**Exercise:**
Without skipping a line, reproduce the entries exactly.

App and web page records
------------------------------

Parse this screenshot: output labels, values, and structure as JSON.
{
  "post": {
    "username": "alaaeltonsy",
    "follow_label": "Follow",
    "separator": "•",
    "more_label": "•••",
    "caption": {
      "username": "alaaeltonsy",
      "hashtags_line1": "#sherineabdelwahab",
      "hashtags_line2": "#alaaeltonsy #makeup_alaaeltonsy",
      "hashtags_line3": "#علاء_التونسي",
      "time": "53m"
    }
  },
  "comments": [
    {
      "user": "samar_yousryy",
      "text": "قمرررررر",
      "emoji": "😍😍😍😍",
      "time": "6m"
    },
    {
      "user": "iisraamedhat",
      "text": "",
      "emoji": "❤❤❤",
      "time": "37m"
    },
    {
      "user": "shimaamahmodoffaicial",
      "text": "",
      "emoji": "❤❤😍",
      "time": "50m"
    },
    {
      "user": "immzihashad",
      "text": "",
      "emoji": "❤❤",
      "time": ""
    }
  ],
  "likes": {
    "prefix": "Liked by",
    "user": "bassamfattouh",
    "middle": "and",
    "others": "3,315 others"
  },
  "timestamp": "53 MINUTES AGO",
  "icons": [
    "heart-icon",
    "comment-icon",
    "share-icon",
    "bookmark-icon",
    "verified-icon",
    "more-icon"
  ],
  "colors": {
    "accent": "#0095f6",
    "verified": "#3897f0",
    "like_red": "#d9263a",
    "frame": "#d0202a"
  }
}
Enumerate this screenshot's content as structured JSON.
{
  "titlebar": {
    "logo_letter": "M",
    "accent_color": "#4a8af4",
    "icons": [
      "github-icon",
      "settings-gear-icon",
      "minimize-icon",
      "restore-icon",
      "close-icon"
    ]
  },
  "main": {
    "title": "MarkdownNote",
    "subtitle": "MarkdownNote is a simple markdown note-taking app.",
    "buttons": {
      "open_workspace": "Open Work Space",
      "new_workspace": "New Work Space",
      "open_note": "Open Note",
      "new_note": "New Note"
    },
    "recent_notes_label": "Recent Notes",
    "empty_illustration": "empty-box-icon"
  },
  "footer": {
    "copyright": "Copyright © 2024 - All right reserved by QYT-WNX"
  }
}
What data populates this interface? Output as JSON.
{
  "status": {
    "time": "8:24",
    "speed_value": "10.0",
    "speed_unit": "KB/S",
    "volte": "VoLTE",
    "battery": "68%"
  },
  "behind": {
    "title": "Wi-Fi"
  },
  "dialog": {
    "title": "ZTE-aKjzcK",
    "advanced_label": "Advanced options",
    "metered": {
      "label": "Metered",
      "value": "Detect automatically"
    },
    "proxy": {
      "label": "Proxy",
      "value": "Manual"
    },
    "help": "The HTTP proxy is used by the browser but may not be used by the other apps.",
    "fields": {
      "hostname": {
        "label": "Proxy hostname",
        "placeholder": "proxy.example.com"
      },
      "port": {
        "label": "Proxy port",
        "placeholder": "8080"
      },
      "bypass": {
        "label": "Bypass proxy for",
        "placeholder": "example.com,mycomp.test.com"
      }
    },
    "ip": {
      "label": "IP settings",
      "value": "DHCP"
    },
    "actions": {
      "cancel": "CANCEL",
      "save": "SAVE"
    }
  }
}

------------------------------

**Written response:**
Parse this screenshot: output labels, values, and structure as JSON.
{
  "post": {
    "username": "alaaeltonsy",
    "follow_label": "Follow",
    "separator": "•",
    "more_label": "•••",
    "caption": {
      "username": "alaaeltonsy",
      "hashtags_line1": "#sherineabdelwahab",
      "hashtags_line2": "#alaaeltonsy #makeup_alaaeltonsy",
      "hashtags_line3": "#علاء_التونسي",
      "time": "53m"
    }
  },
  "comments": [
    {
      "user": "samar_yousryy",
      "text": "قمرررررر",
      "emoji": "😍😍😍😍",
      "time": "6m"
    },
    {
      "user": "iisraamedhat",
      "text": "",
      "emoji": "❤❤❤",
      "time": "37m"
    },
    {
      "user": "shimaamahmodoffaicial",
      "text": "",
      "emoji": "❤❤😍",
      "time": "50m"
    },
    {
      "user": "immzihashad",
      "text": "",
      "emoji": "❤❤",
      "time": ""
    }
  ],
  "likes": {
    "prefix": "Liked by",
    "user": "bassamfattouh",
    "middle": "and",
    "others": "3,315 others"
  },
  "timestamp": "53 MINUTES AGO",
  "icons": [
    "heart-icon",
    "comment-icon",
    "share-icon",
    "bookmark-icon",
    "verified-icon",
    "more-icon"
  ],
  "colors": {
    "accent": "#0095f6",
    "verified": "#3897f0",
    "like_red": "#d9263a",
    "frame": "#d0202a"
  }
}
Enumerate this screenshot's content as structured JSON.
{
  "titlebar": {
    "logo_letter": "M",
    "accent_color": "#4a8af4",
    "icons": [
      "github-icon",
      "settings-gear-icon",
      "minimize-icon",
      "restore-icon",
      "close-icon"
    ]
  },
  "main": {
    "title": "MarkdownNote",
    "subtitle": "MarkdownNote is a simple markdown note-taking app.",
    "buttons": {
      "open_workspace": "Open Work Space",
      "new_workspace": "New Work Space",
      "open_note": "Open Note",
      "new_note": "New Note"
    },
    "recent_notes_label": "Recent Notes",
    "empty_illustration": "empty-box-icon"
  },
  "footer": {
    "copyright": "Copyright © 2024 - All right reserved by QYT-WNX"
  }
}
What data populates this interface? Output as JSON.
{
  "status": {
    "time": "8:24",
    "speed_value": "10.0",
    "speed_unit": "KB/S",
    "volte": "VoLTE",
    "battery": "68%"
  },
  "behind": {
    "title": "Wi-Fi"
  },
  "dialog": {
    "title": "ZTE-aKjzcK",
    "advanced_label": "Advanced options",
    "metered": {
      "label": "Metered",
      "value": "Detect automatically"
    },
    "proxy": {
      "label": "Proxy",
      "value": "Manual"
    },
    "help": "The HTTP proxy is used by the browser but may not be used by the other apps.",
    "fields": {
      "hostname": {
        "label": "Proxy hostname",
        "placeholder": "proxy.example.com"
      },
      "port": {
        "label": "Proxy port",
        "placeholder": "8080"
      },
      "bypass": {
        "label": "Bypass proxy for",
        "placeholder": "example.com,mycomp.test.com"
      }
    },
    "ip": {
      "label": "IP settings",
      "value": "DHCP"
    },
    "actions": {
      "cancel": "CANCEL",
      "save": "SAVE"
    }
  }
}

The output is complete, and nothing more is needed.